Vikasinis were invited by the city to help develop the city’s 2017 Heat Action Plan, 2019 Monsoon Action Plans and a citywide Cool Roof Policy, bringing new voices and new solutions to bear. MHT’s advocacy has led the city to install more than 17,000 cool roofs in affordable housing units, and the Cool Roof Policy is expected to scale up the implementation to even more households. Monsoon Action Plans lay out specific strategies to prepare for floods — like regularly clearing drainage channels — and respond to inundation, benefiting up to 50,000 people across the city.
While the changes to the city’s climate action planning are remarkable, perhaps the most notable attribute of MHT’s work is the gradual and sustained approach it adopted to empower women and increase their personal and communal capacity to advocate for change.
“If a woman is empowered, the entire benefits of the empowerment goes to the family, especially to their children,” said Bijal Brahmbatt, director of MHT, to WRI. “And they bring about an inter-generational change, which is very, very relevant, especially for climate change.”
Through these interactions, thousands of women have been empowered to navigate formal systems of governance to advocate for themselves and their communities, morphing from beneficiaries to active collaborators in the city’s climate action planning.

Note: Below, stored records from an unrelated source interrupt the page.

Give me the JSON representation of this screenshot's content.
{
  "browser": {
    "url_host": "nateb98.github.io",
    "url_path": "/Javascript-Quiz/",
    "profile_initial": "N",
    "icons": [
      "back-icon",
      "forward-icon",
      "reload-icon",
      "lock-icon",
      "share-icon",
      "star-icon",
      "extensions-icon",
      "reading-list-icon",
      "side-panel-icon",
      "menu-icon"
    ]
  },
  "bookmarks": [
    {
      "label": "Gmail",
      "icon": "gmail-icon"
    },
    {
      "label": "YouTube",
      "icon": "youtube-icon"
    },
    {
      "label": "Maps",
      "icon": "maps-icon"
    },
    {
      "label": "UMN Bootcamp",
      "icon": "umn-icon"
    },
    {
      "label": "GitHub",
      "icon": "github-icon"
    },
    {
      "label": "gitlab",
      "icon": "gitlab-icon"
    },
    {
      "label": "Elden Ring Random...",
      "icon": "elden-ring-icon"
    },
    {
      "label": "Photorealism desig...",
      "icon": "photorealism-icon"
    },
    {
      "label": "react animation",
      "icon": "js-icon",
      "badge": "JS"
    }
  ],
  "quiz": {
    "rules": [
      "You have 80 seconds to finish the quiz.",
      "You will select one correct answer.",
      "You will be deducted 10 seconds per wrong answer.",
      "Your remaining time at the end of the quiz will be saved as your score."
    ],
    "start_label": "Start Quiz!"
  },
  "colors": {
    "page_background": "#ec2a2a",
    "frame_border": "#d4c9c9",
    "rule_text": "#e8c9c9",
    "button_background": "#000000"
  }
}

MHT’s model continues to expand, now reaching 125,000 women across six additional cities beyond Ahmedabad, in three countries. It is an internationally recognized example of building grassroots climate resilience. As Bhanuben, a Vikasini, explained, “The more women join us, the more their lives would change.”
The 2020-2021 Prize for Cities celebrates innovative approaches to tackling climate change and urban inequality together, showing how to live and thrive in a changing world. From five finalists, Sustainable Food Production for a Resilient Rosario, a project by the municipality of Rosario, Argentina, was announced as the grand prize winner on June 29, 2021.
This article was originally published on WRI’s Insights.
Madeleine Galvin is a Research Analyst on the Prize for Cities team at WRI Ross Center for Sustainable Cities.
Schuyler Null is Communications Manager for WRI Ross Center for Sustainable Cities.
Anne Maassen is the Global Lead for the WRI Ross Center Prize for Cities.